ORS 72.3140¹
Implied warranty: merchantability
  • usage of trade

(1) Unless excluded or modified as provided in ORS 72.3160 (Exclusion or modification of warranties), a warranty that the goods shall be merchantable is implied in a contract for their sale if the seller is a merchant with respect to goods of that kind. Under this section the serving for value of food or drink to be consumed either on the premises or elsewhere is a sale.

(2) Goods to be merchantable must be at least such as:

(a) Pass without objection in the trade under the contract description; and

(b) In the case of fungible goods, are of fair average quality within the description; and

(c) Are fit for the ordinary purposes for which such goods are used; and

(d) Run, within the variations permitted by the agreement, of even kind, quality and quantity within each unit and among all units involved; and

(e) Are adequately contained, packaged and labeled as the agreement may require; and

(f) Conform to the promises or affirmations of fact made on the container or label if any.

(3) Unless excluded or modified as provided in ORS 72.3160 (Exclusion or modification of warranties) other implied warranties may arise from course of dealing or usage of trade. [1961 c.726 §72.3140 (Implied warranty: merchantability)]

Notes of Decisions

A municipal corpora­tion engaged in the business of supplying wa­ter to its inhabitants is engaged in an undertaking of a private nature and is generally liable therein for breach of contract or for negligence as a private corpora­tion would be, but is not subject to an implied warranty of merchantability. Coast Laundry, Inc. v. Lincoln City, 9 Or App 521, 497 P2d 1224 (1972)

The seller was shown to have breached implied warranties of merchantability and fitness for a particular purpose. Valley Iron and Steel Co. v. Thorin, 278 Or 103, 562 P2d 1212 (1977)

In products liability ac­tion against manufacturer, where defective product was purchased from manufacturer's distributor rather than from manufacturer itself, there was no "privity of contract" and thus implied warranty of merchantability was not applicable to transac­tion.

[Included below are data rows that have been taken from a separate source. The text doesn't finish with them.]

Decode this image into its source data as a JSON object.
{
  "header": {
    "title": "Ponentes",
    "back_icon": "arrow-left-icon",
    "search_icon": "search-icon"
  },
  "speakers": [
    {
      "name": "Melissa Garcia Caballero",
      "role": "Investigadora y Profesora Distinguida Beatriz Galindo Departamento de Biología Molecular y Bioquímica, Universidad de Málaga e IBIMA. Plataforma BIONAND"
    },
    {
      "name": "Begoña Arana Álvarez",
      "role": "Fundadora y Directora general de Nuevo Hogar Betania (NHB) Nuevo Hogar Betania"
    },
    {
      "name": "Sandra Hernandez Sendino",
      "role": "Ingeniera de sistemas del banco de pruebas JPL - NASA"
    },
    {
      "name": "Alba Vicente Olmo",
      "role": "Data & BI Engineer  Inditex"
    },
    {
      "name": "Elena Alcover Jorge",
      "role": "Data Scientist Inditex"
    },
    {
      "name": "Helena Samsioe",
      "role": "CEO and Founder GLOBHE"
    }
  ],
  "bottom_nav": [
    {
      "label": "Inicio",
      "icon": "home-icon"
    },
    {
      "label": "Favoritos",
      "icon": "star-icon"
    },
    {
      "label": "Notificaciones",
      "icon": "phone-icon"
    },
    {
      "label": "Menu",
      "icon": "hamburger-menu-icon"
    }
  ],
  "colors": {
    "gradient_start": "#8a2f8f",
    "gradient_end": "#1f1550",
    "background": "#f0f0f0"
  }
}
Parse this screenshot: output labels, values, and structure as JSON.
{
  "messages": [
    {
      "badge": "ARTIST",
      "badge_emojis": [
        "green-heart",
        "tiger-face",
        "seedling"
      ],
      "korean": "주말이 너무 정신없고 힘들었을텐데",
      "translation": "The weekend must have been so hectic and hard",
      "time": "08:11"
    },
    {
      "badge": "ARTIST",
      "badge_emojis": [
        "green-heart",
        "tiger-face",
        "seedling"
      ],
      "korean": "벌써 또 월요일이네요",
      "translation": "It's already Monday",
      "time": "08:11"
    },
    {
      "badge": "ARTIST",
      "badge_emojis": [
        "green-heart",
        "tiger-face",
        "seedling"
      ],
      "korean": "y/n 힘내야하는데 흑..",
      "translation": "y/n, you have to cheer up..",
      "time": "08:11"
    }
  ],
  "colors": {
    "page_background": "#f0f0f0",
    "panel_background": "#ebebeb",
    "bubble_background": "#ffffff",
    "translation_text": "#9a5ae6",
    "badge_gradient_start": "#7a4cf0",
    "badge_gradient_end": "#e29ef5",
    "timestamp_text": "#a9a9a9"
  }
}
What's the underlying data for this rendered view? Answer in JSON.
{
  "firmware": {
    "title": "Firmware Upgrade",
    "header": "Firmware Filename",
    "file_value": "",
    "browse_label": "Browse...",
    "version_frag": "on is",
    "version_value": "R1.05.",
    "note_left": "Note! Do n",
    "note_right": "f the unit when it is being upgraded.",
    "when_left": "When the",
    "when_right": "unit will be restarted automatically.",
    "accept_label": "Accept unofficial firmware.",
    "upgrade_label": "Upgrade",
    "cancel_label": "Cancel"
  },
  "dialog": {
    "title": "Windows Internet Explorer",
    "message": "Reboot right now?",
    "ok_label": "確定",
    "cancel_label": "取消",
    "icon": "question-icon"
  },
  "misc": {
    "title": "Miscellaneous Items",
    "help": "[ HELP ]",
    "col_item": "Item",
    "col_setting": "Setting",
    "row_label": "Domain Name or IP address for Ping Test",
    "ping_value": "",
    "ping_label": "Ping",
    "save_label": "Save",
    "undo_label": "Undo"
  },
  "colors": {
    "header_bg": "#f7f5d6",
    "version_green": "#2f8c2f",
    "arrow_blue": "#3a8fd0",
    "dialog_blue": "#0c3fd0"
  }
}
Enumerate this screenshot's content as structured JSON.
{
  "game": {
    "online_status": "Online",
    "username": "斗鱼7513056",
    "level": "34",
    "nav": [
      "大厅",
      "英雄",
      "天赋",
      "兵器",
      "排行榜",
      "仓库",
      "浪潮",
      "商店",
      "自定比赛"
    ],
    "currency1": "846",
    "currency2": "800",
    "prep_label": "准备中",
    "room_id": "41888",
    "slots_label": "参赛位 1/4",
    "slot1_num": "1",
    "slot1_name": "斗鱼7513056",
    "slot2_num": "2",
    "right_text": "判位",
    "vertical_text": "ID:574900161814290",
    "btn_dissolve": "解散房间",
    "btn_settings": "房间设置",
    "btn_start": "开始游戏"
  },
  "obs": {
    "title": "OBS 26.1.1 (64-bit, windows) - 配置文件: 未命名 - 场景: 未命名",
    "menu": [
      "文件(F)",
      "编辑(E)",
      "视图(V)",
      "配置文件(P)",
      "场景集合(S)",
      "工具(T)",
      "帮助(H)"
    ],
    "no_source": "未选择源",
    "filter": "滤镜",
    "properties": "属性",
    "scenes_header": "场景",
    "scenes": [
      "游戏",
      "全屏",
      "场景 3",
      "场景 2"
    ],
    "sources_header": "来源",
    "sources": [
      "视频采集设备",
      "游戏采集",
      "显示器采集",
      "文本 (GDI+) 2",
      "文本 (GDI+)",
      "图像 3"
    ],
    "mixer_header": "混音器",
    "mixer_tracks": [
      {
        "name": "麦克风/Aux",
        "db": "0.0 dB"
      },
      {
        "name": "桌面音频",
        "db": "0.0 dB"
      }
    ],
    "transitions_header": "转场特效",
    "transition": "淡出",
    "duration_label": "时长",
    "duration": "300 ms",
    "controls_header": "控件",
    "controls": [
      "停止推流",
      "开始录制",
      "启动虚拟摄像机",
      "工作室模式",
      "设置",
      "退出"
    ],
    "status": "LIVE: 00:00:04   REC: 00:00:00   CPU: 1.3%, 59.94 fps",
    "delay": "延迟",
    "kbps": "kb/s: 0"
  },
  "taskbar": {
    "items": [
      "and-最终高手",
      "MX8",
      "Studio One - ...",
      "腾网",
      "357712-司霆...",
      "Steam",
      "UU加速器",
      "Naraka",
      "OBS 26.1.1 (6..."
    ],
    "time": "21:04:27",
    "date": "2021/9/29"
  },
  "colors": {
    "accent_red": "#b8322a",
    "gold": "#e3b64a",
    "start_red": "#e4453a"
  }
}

Davis v. Homasote Company, 281 Or 383, 574 P2d 1116 (1978)

Evidence, inter alia, that buyer gave no specifica­tions for electronic control unit, that buyer relied upon seller's skill and judg­ment in its design and manufacture unit, and that buyer's inspec­tion did not reveal latent defects, was sufficient to es­tab­lish existence of implied warranty of fitness for particular purpose. Controltek, Inc. v. Kwikee Enterprises, Inc., 284 Or 123, 585 P2d 670 (1978)

Reliance is not necessary ele­ment of implied warranty of merchantability. B.W. Feed v. General Equip­ment Co., 44 Or App 285, 605 P2d 1205 (1980)

Law Review Cita­tions

11 WLJ 12, 21-35 (1974); 28 WLR 565 (1992)

Chapter 72

Law Review Cita­tions

53 OLR 468-473 (1974); 58 OLR 545 (1980)

1 Legislative Counsel Committee, CHAPTER 72—Sales, https://­www.­oregonlegislature.­gov/­bills_laws/­Archive/­2007ors72.­pdf (2007) (last ac­cessed Feb. 12, 2009).
2 Legislative Counsel Committee, Annotations to the Oregon Revised Stat­utes, Cumulative Supplement - 2007, Chapter 72, https://­www.­oregonlegislature.­gov/­bills_laws/­ors/­072ano.­htm (2007) (last ac­cessed Feb. 12, 2009).
3 OregonLaws.org assembles these lists by analyzing references between Sections. Each listed item refers back to the current Section in its own text. The result reveals relationships in the code that may not have otherwise been apparent. Currency Information